Sewer Line:

  • A sewer line is a large-diameter pipe that carries wastewater, including sewage and wastewater from sinks, toilets, showers, and appliances, away from a building and into the municipal sewer system or a septic tank.
  • Sewer lines typically run underground, connecting the plumbing fixtures inside a building to the main sewer or septic system outside the property.
  • The sewer line is responsible for transporting wastewater from multiple plumbing fixtures within a building to a central disposal location.

Drain Line:

  • A drain line, on the other hand, refers to the smaller pipes that connect individual plumbing fixtures, such as sinks, toilets, showers, and bathtubs, to the main sewer line or septic system.
  • Drain lines collect and channel wastewater from specific fixtures to the larger sewer line or septic tank for disposal or treatment.
  • Drain lines are typically smaller in diameter than sewer lines and are designed to handle specific types of waste-water from individual fixtures.

In summary, while both sewer lines and drain lines are essential components of a plumbing system responsible for managing wastewater, sewer lines are larger pipes that collect and transport wastewater from multiple fixtures to the municipal sewer system or septic tank, while drain lines are smaller pipes that connect individual fixtures to the main sewer line or septic system within a building.

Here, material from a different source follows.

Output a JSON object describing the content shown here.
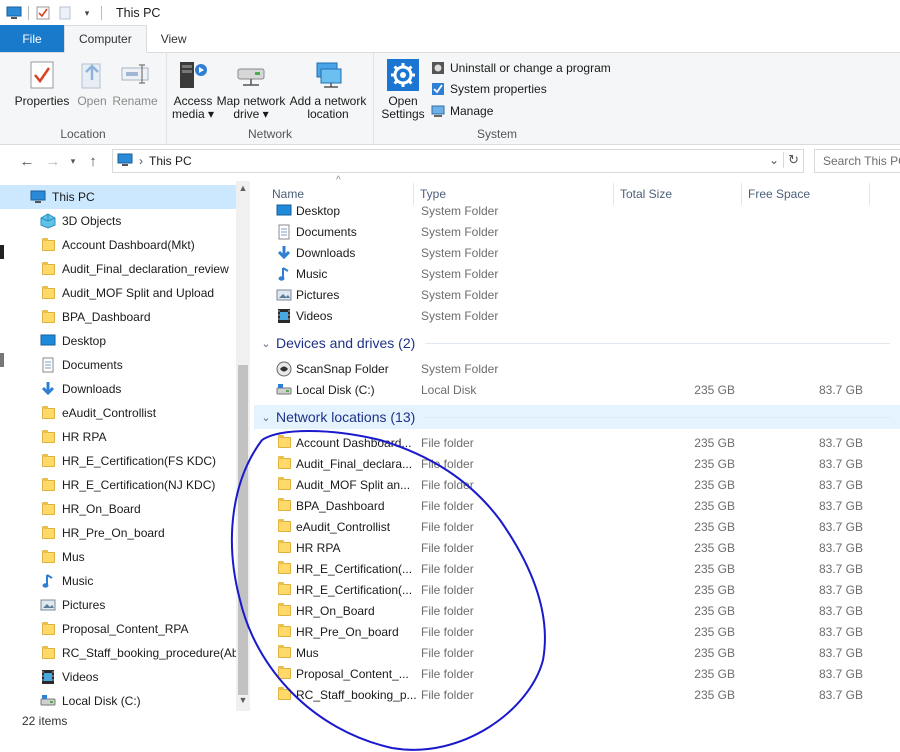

Sewer line issues require prompt attention to prevent further damage and ensure the safety and functionality of your plumbing system. Delta Plumbers offers expert sewer repair and replacement services tailored to your specific needs. Trust our experienced team to diagnose, repair, or replace your sewer line efficiently and effectively, restoring peace of mind to your home. Contact Delta Plumbers today for all your sewer line needs.